A banana. PB & J. Some chips. Maybe a cookie. And a box of apple juice.
“Hmmm…What are…things you eat for lunch at school when you’re a kid?”
“Oh, I’m sorry Janet. The answer we’re looking for is ‘things you eat for lunch at school when you’re a kid unless you attend Chicago’s Little Village Academy.’ Looks like Sonny Jim takes the lead.”
“In your face, Janet!”
Mocking facial expressions and lewd hand gestures ensue.
Elsa Carmona is the principal of Little Village Academy in Chicago. Along with her teaching degree, Carmona also has a master’s degree in food sciences, an associate’s in human development, and devotes her most of her spare time to the nutrition research program at the Mayo Clinic. She really is quite gifted.
Oh, and she has one more degree. A doctorate in BS from What Gives You The Right university.
It’s in Texas. Google it if you don’t believe me.
No, Ms. Carmona doesn’t have any of the degrees I mentioned. As far as I can tell, she’s just a regular elementary school principal. What she does have though, is quite a high level of audacity. Principal Carmona has banned home-made lunches from her school’s cafeteria.
“Yeah, well stranger things have happened.”
The fact that one principal, in charge of one school, decides that she’s the queen of nutrition and knows more about what’s best for her students than their parents do doesn’t surprise me.
What gets me is that it’s happening in other places too.

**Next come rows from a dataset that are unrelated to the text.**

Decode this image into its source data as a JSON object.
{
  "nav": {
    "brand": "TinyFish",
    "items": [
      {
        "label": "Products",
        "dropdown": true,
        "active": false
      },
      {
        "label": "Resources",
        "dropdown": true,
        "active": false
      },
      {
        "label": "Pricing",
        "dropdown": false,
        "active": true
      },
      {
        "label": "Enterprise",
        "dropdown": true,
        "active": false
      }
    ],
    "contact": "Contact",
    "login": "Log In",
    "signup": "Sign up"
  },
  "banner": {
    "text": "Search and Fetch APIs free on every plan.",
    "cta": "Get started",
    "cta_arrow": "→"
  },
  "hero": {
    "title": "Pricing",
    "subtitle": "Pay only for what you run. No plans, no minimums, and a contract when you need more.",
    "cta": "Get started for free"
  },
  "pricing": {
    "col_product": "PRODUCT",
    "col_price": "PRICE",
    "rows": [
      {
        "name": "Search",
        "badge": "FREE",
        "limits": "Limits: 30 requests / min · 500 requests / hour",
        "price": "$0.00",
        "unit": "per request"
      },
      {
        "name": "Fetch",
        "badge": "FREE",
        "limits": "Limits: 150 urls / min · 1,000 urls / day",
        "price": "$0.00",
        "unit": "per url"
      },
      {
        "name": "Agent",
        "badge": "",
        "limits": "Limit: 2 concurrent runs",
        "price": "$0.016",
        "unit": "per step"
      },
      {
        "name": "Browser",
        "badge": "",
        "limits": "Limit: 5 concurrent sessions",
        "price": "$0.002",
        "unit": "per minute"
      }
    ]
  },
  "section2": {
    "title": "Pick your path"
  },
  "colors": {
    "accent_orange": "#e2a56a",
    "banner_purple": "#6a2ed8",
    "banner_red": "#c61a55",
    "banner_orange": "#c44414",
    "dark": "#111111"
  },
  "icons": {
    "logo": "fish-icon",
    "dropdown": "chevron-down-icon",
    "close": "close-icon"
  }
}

A school in Tucson, Arizona won’t let kids bring anything for lunch that contains refined sugar, white flour, or any other kind of processed food. A few schools in New York have banned cupcakes. Schools in numerous locations throughout the country ban their students from eating take-out for lunch.
“They’re only doing this because of the childhood obesity epidemic. Leave them alone…”
No, I don’t think I will.
Childhood obesity starts at home, and that’s where it needs to be dealt with. Rather than banning sack lunches or certain foods from school cafeterias, maybe the district should offer some educational resources for the parents. Or at the very least, if the schools are going to institute a ban like this, they need to be chipping in to help finance these meals.
The bottom line is, schools don’t have the right to tell parents what to feed their kids. Granted, many parents probably need to step it up in the nutrition department. But outlawing cupcakes, and the ‘eat school lunches or go hungry’ mandates infringe on some very basic rights, not only of the parents, but of the students as well.
We need to remember the function of public schools in our society; to teach our children basic academic skills. Schools are not daycares, nor the teachers nursemaids. It is not the responsibility of public schools to raise our kids or monitor what they consume.
Stories like this make me wonder what’s next. Nightly visits from school officials, making sure mom didn’t undercook the chicken? Frisking students for Pixie Stix at the door? Mandatory hypodermic broccoli injections?
I can just see the headlines now.
“NATO Forces Losing Ground As The Great Twinkie Revolt Of 2011 Rages On”
We’re gonna need another federal stimulus package to get through this one.